The industry has reduced landfill waste in its packaging operations from 13% in 2008 to just 2%, according to the latest environmental strategy report from the Scotch Whisky Association.

The SWA's is the only environmental strategy in Scotland to cover an entire business sector.

Use of non-fossil fuels has risen from 3% to 17%, the report reveals, reflecting a major investment by producers in renewables, such as UV solar panels and boilers that use woodchip and pellets. The industry has also improved its use of distillery by-products, such as biomass and anaerobic digestion, as a source of energy.

Investment in renewables is up 200% since 2012.

Greenhouse has emissions are down 1% since 2008. Production has increased 20% in that period, while energy use has only grown by 14%.

Distilleries have also been working closely with the Scottish Environment Protection Agency to reduce water use by14% since 2008.

However, the trend toward premium products in the sector, with elaborate packaging and stylised, heavy bottles, has mean that the average weight of packaging for a nine-litre case has only been minimally reduced.

The average is now 6.56kg, down from 6.62kg in 2008.

David Frost, chief executive of the Scotch Whisky Association, said: "We believe our environmental strategy is a great example of what can be achieved by an industry working in collaboration. Our progress report shows that the Scotch whisky industry is committed to sustainability and maintaining a pristine environment for generations to come.

"We have made great strides since the industry environmental strategy was launched in 2009 and we're proud of what we've achieved.

"But when it comes to sustainability more can always be done and we will continue to work in partnership with governments, regulators and our supply chain to further improve our environmental performance."

Richard Lochhead, Scotland's cabinet secretary for rural affairs, food and the environment, said: "The whisky sector continues to be more resourceful, and has proved that it is contributing significantly in Scotland's shift towards a more circular economy.

"A flourishing natural environment is vitally important to all of us for practical, social and cultural purposes. The Scotch Whisky Association recognises this in its environment strategy, and I commend them in their endeavours set out in this report, and their commitment towards sustainability issues."

Terry A'Hearn, chief executive of the Scottish Environment Protection Agency, said: "We strongly endorse the Scotch whisky sector's environmental strategy, as an exemplar, setting its own targets on a sector-wide basis so that companies of different sizes can contribute with initiatives that make sense to them.  

"The association and its member companies can rightly be proud of the progress made, despite a welcome increase in productivity which is good for Scotland.
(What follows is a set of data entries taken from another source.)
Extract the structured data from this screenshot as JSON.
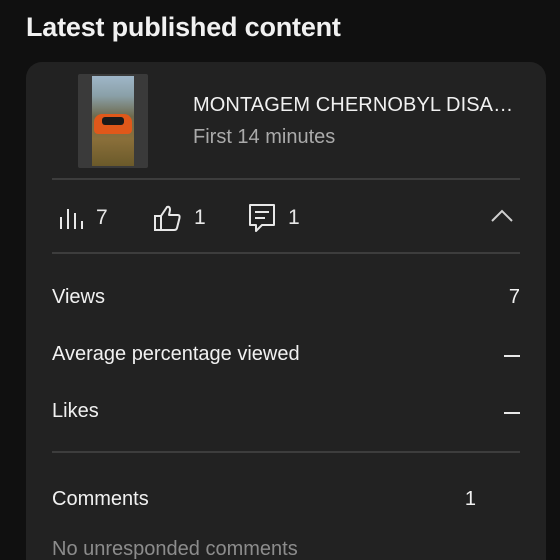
{
  "section": {
    "title": "Latest published content"
  },
  "video": {
    "title": "MONTAGEM CHERNOBYL DISA…",
    "subtitle": "First 14 minutes"
  },
  "stats": {
    "views": "7",
    "likes": "1",
    "comments": "1"
  },
  "metrics": [
    {
      "label": "Views",
      "value": "7"
    },
    {
      "label": "Average percentage viewed",
      "value": ""
    },
    {
      "label": "Likes",
      "value": ""
    }
  ],
  "comments": {
    "label": "Comments",
    "value": "1",
    "status": "No unresponded comments"
  }
}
"We can learn a lot from the whisky sector's approach, and SEPA is keen to promote similar initiatives with other important industrial sectors, so Scotland can demonstrate there is a way for successful businesses to thrive, and also meet challenging environmental targets, going well beyond compliance with regulatory requirements."